--- START ---
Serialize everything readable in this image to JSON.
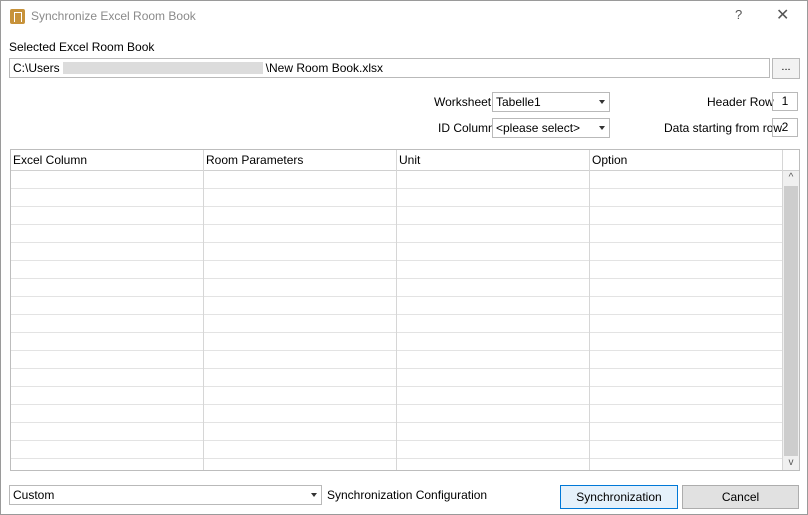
{
  "window": {
    "title": "Synchronize Excel Room Book",
    "help_glyph": "?",
    "close_glyph": "✕"
  },
  "file": {
    "label": "Selected Excel Room Book",
    "path_prefix": "C:\\Users",
    "path_suffix": "\\New Room Book.xlsx",
    "browse_label": "..."
  },
  "settings": {
    "worksheet_label": "Worksheet",
    "worksheet_value": "Tabelle1",
    "id_column_label": "ID Column",
    "id_column_value": "<please select>",
    "header_row_label": "Header Row",
    "header_row_value": "1",
    "data_start_label": "Data starting from row",
    "data_start_value": "2"
  },
  "grid": {
    "columns": [
      "Excel Column",
      "Room Parameters",
      "Unit",
      "Option"
    ],
    "scroll_up": "^",
    "scroll_down": "v"
  },
  "footer": {
    "config_value": "Custom",
    "config_label": "Synchronization Configuration",
    "sync_button": "Synchronization",
    "cancel_button": "Cancel"
  }
}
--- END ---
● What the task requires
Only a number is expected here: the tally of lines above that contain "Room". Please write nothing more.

● Response
4